Dataset rows for apps and sites
-.-.-

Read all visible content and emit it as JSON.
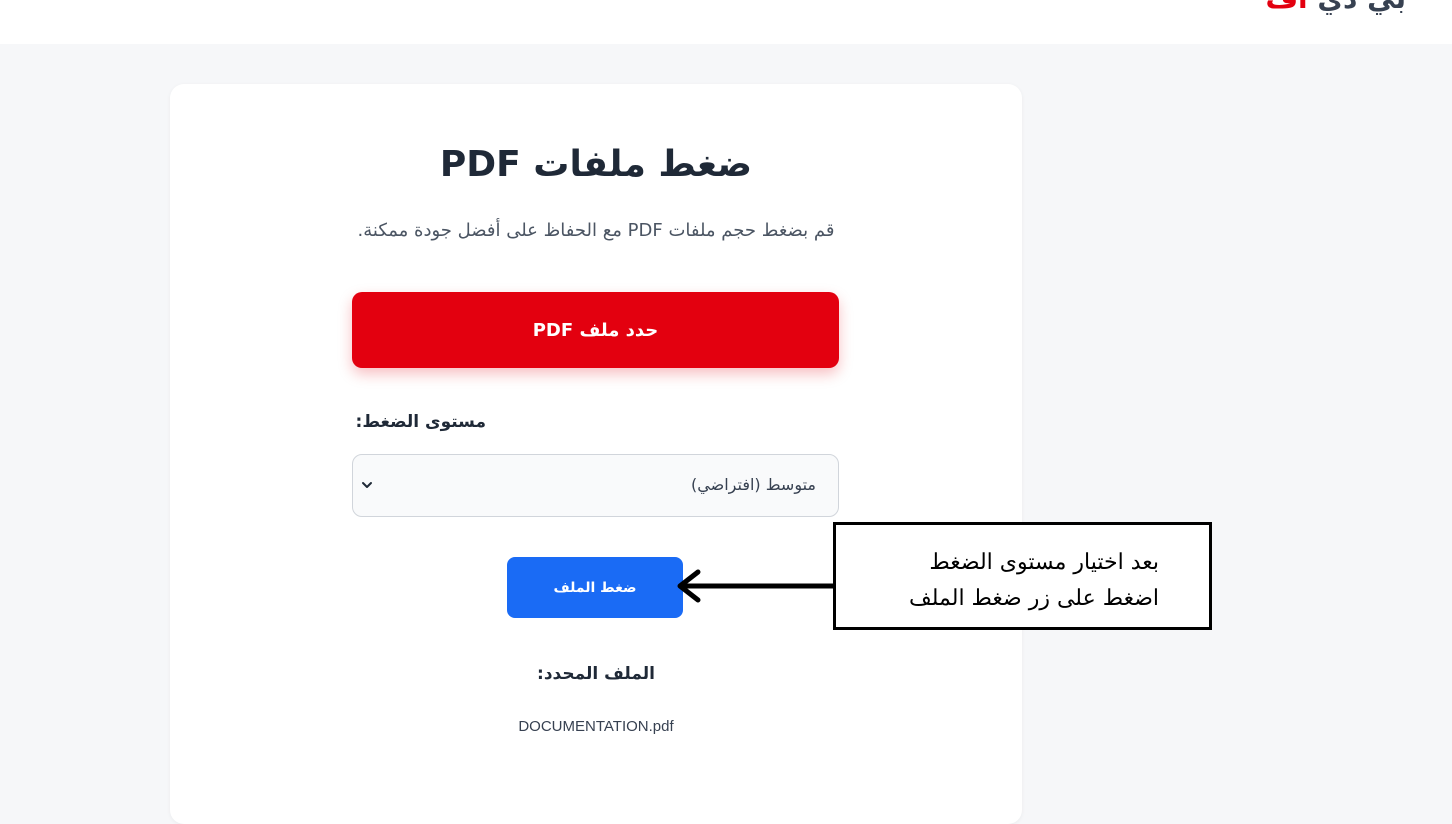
{
  "header": {
    "logo_part1": "بي دي",
    "logo_part2": "اف"
  },
  "tool": {
    "title": "ضغط ملفات PDF",
    "subtitle": "قم بضغط حجم ملفات PDF مع الحفاظ على أفضل جودة ممكنة.",
    "select_file_label": "حدد ملف PDF",
    "compression_level_label": "مستوى الضغط:",
    "compression_level_value": "متوسط (افتراضي)",
    "compress_button_label": "ضغط الملف",
    "selected_file_label": "الملف المحدد:",
    "selected_file_name": "DOCUMENTATION.pdf"
  },
  "annotation": {
    "line1": "بعد اختيار مستوى الضغط",
    "line2": "اضغط على زر ضغط الملف"
  },
  "colors": {
    "brand_red": "#e3000f",
    "action_blue": "#1a6bf5"
  },
  "icons": {
    "select_chevron": "chevron-down-icon",
    "annotation_arrow": "arrow-left-icon"
  }
}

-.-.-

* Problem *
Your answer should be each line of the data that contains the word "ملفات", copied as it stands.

* Solution to the exercise *
    "title": "ضغط ملفات PDF",
    "subtitle": "قم بضغط حجم ملفات PDF مع الحفاظ على أفضل جودة ممكنة.",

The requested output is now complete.